Fiercely UU is a new blog series where Unitarian Universalist young adults tell stories about what our faith requires of us and how they follow that call. To be fiercely UU is to proclaim human worth and interdependence. In an individualist, greed-based, shame and fear fueled white supremacist patriarchy, we say no to isolation and oppression and yes to radical love and covenanted connection. – Ed.
Showing Up in Fullby KC Slack
I’m what you might call a 1st & 7th principle Unitarian Universalist. Don’t get me wrong, principles two through six matter immensely to me, but the first and seventh are the ones I come back to over and over again in my work. Each person’s inherent worth and dignity comes together with our respect for the interconnected web of all existence. I am left with a strong feeling that it is important that each person be able to live authentically. Just as the world needs a variety of types of plants and animals to make our ecosystems work, humanity needs people who can operate from their own experience in lives of their own design. When we are all able to be fully ourselves we are able to come together and see so much more than we ever could alone or in a world full of people just like us.
I see creation in general - whatever we take that to mean - and society in particular as a creative endeavor, and if I’ve learned anything in my short time as an artist, it’s that creative potential is amplified when we’re open to new ideas and experiences. What I take this to mean is that for us to make a more beautiful world - to have the kind of creativity necessary to move on from the painful and oppressive routines of our past - there needs to be space for each of us to show up in full.
I remember being overwhelmed the first time I attended the Ohio Meadville District Summer Institute. Of course meeting that many people for the first time was intense, as was having so many workshop options and such full days, but none of this was what most struck me. What I got stuck on - honestly, what I stay stuck on - was the freedom of Unitarian Universalist young people.
I sat on the stairs of an auditorium, looking out as people wandered around during unscheduled time and was over and over again taken in by the extent to which in this space people - especially youth - were able to be visibly themselves. They wore whatever, held hands with whomever, sang, they were simply themselves, and they were so loved and supported by their community.
It was beautiful. If I hadn’t already been sure about Unitarian Universalism, I’m sure those moments would have won me over. In my time as a Unitarian Universalist I’ve been lucky to see this sort of thing over and over again. There are beautiful moments where it is clear that we are encouraging our young people not only to feel free to be fully themselves around their peers, but are teaching them that all of who they are is valuable and holy.
At our best, this is what Unitarian Universalism can be for all of us. We have an opportunity, and the grounding from which to build space in which we are able to arrive fully ourselves and meet people fully themselves, seeing both that we are not one another and that each others ideas and process add possibility to the world that we would never ever see in a world without this exchange.

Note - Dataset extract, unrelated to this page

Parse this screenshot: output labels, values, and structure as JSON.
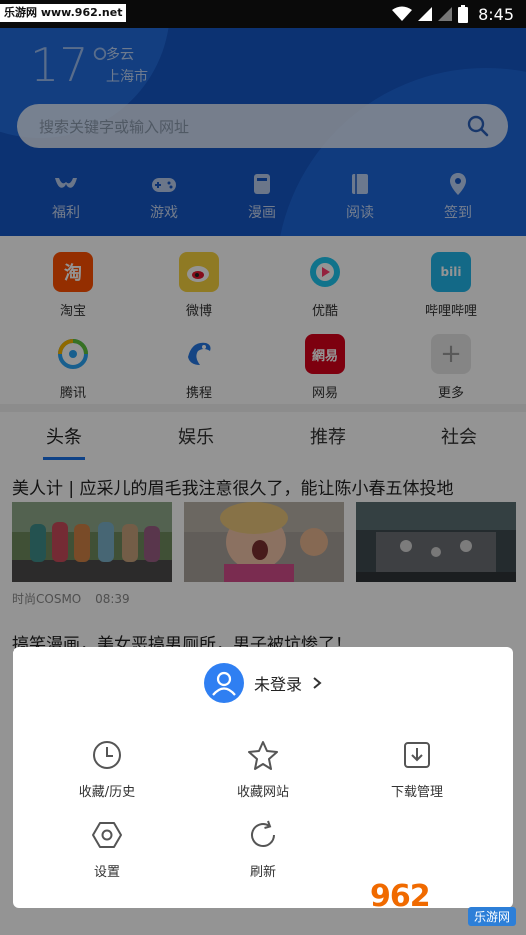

In my day-to-day life this means showing up visibly as myself: queer, poly, fat and very femme, purple haired, opinionated, quoting social theory and rap songs with equal ease.
I take living like this, choosing to be all of myself even when it is uncomfortable or feels unsafe, as a way to make space for others to be more themselves. In many ways I am protected by my education, my ability to move comfortably in spaces with middle/upper middle class social norms, and my whiteness – so where I can push to make space, I do. While I do this, I try to practice encountering others in their fullness as well. I’ll show up as all of me and I’ll do my best to see all of you and maybe we’ll get to practice being together in ways that the world has never known.
We have so much opportunity in our faith spaces to see our own values and live them. To invite in less-heard voices and to be changed by difference. We get this opportunity to help the chorus of humanity play a more beautiful song, so let’s try showing up.
KC is a bad fat broad, super femme rust belt girl, non-traditional self-decorator, abortionista, and Unitarian Universalist scholartivist (scholar, artist, activist, and spiritual leader all in one). She’s about all multiple everything: bi/pansexual, polyamorous, and pantheistic. You can find her lost in dresses, putting on too much makeup in order to get writing done, dancing with fats, and having too-deep conversations with her cats.